(Note: Dermagraft is a cryopreserved human fibroblast-derived dermal substitute composed of fibroblasts, extracellular matrix, and a bioabsorbable scaffold. Dermagraft is used in the treatment of full-thickness diabetic foot ulcers greater than six weeks duration. Circulator Boot Corporation provides a product used in limb salvage.)
The cost of one amputation is reported to be in excess of $40,000. Medicare reimbursement is approximately $12,500. Hospitalisation averages about 40 days. Subsequently, six to nine months of rehabilitation may be needed. Many of these patients are elderly and remain wheelchair-bound for the rest of their lives. The estimated direct cost of amputation is in excess of $1.5 billion yearly. Readmission within two years for stump modification or more amputation costs another $1 billion yearly. Many of these patients are unable to go back to work and require public assistance.
The physiological benefits of HBOT are improved oxygenation of the threatened margins of wounds, generation of granulation tissue (the collagen matrix for wound healing), enhanced phagocytosis (white blood cells eating damaged tissue and bacteria) and killing of microorganisms, enhanced antibiotic penetration, and improved wound healing with an increased rate of fibroblast collagen production that supports capillary angiogenesis (new growth). The direct bacteriostatic effect of HBOT on anaerobic microorganisms is particularly beneficial.
Type 1 Diabetes, is a chronic condition in which the pancreas produces little or no insulin. Insulin is a hormone needed to allow sugar (glucose) to enter cells to produce energy.
Different factors, including genetics and some viruses, may contribute to type 1 Diabetes. Although type 1 Diabetes usually appears during childhood, it can also develop in adults.

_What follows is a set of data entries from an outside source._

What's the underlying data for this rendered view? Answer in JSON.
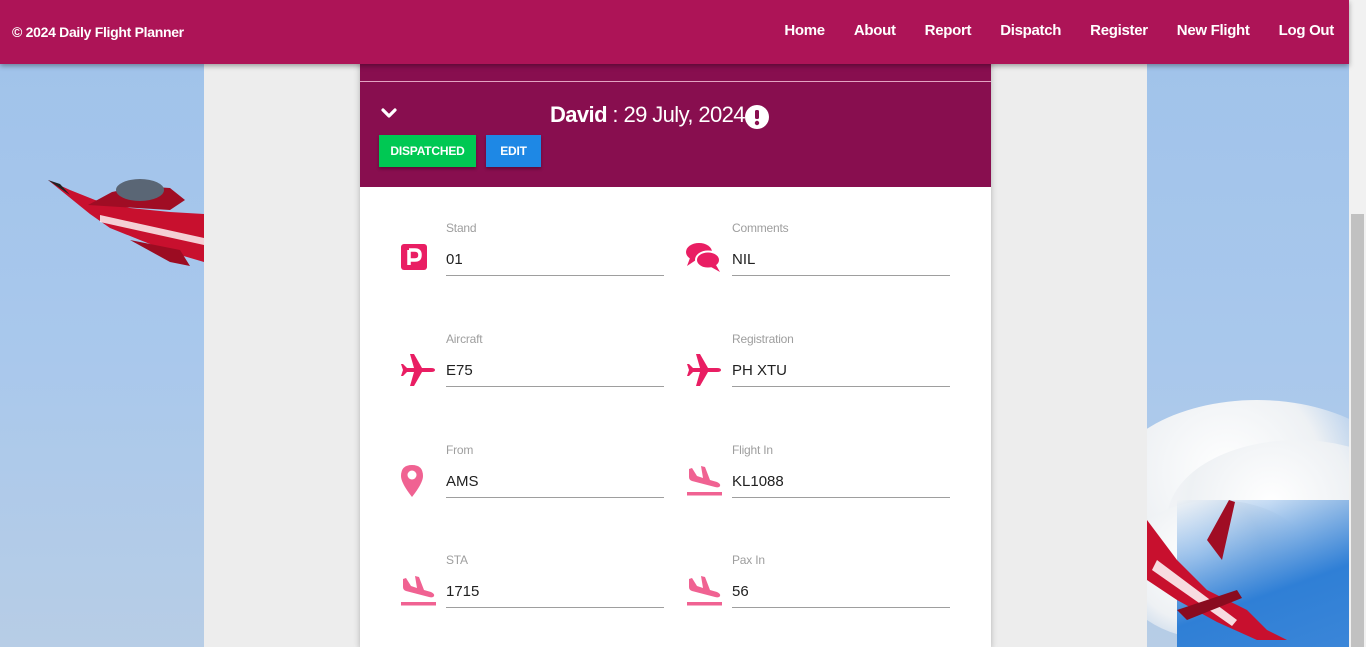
{
  "brand": "© 2024 Daily Flight Planner",
  "nav": [
    "Home",
    "About",
    "Report",
    "Dispatch",
    "Register",
    "New Flight",
    "Log Out"
  ],
  "header": {
    "name": "David",
    "separator": " : ",
    "date": "29 July, 2024"
  },
  "buttons": {
    "dispatched": "DISPATCHED",
    "edit": "EDIT"
  },
  "fields": {
    "stand": {
      "label": "Stand",
      "value": "01"
    },
    "comments": {
      "label": "Comments",
      "value": "NIL"
    },
    "aircraft": {
      "label": "Aircraft",
      "value": "E75"
    },
    "registration": {
      "label": "Registration",
      "value": "PH XTU"
    },
    "from": {
      "label": "From",
      "value": "AMS"
    },
    "flight_in": {
      "label": "Flight In",
      "value": "KL1088"
    },
    "sta": {
      "label": "STA",
      "value": "1715"
    },
    "pax_in": {
      "label": "Pax In",
      "value": "56"
    }
  },
  "colors": {
    "navbar": "#ad1457",
    "card_header": "#880e4f",
    "accent": "#e91e63",
    "dispatched": "#00c853",
    "edit": "#1e88e5"
  },
  "icons": [
    "chevron-down-icon",
    "alert-circle-icon",
    "parking-icon",
    "comments-icon",
    "airplane-icon",
    "map-marker-icon",
    "plane-arrival-icon"
  ]
}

In addition, external Stem Cell Research into Diabetes is extremely encouraging and supportive of the Pluripotent Stem Cell method.
As recently as 2019, there has been positive research findings relating to the positive benefit of Stem Cell Research into Diabetes.

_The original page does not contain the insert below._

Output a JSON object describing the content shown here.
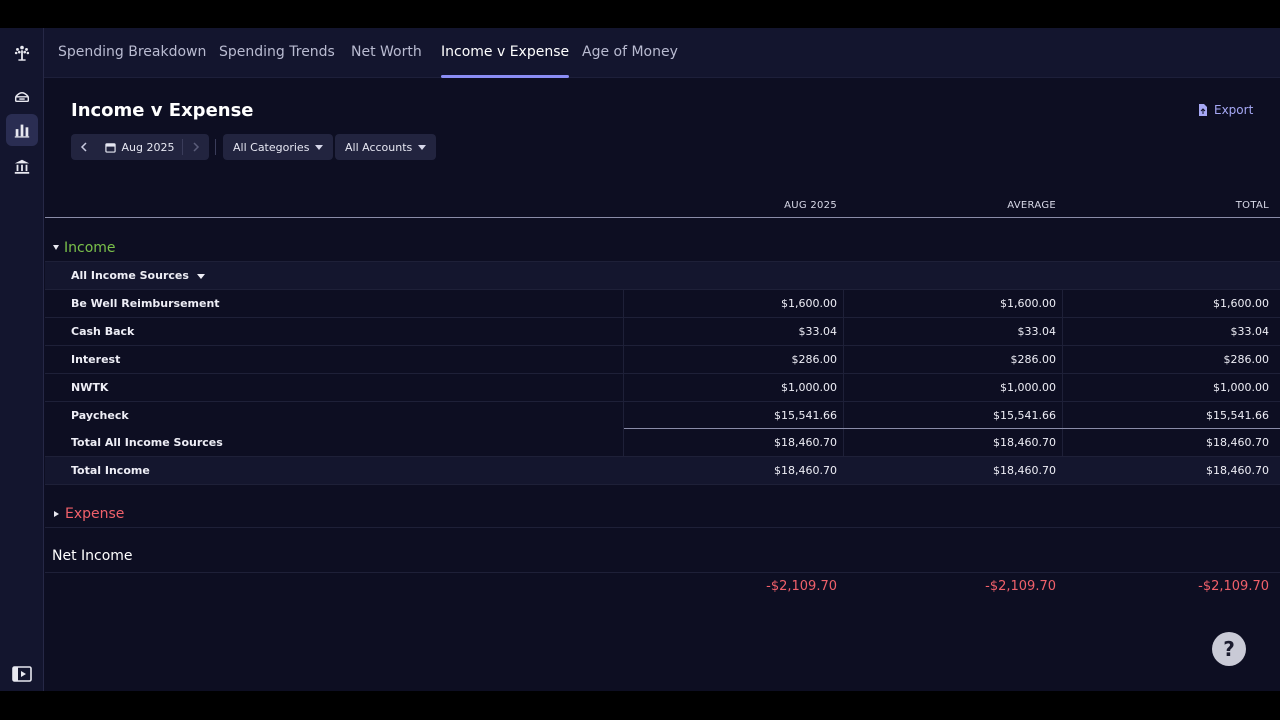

Type 2 diabetes is a chronic condition that affects the way your body metabolises sugar (glucose) an important source of fuel for your body.
With type 2 diabetes, your body either resists the effects of insulin — a hormone that regulates the movement of sugar into your cells — or doesn’t produce enough insulin to maintain normal glucose levels.
3 Ways Stem Cells Can Help Diabetes
epair & Regeneration – The primary function of Stem Cell Therapy is to repair and regenerate damaged tissue involving nerves, blood vessels, and even the kidneys and pancreas. Studies have shown improved glucose regulation and even improved kidney function following Stem Cell Therapy for type 2 as well as type 1.
Anti-Inflammatory – Stem Cell Therapy can also provide anti-inflammatory benefits throughout the body.
Inflammation is a direct contributor to all Chronic Illness and directly damages our cardiovascular system. This can lead to diabetes-related heart disease, among many other things.
Immune Regulation – Stem Cell Therapy helps regulate the immune system, which in many diabetics can contribute to the inability to control glucose. People who suffer from diabetes are much more susceptible to infections because of its impact on the immune system.
With Stem Cell Therapy, many successful patients require insulin injections less often, maintain better glycemic control, and experience increased energy levels. It is important to keep in mind that each stem cell diabetes patient is unique, so the length and the extent of Stem Cell Therapy for each individual must be determined on a case-by-case basis.
Contact Poseidonia Healthcare to learn more about innovative regenerative therapies.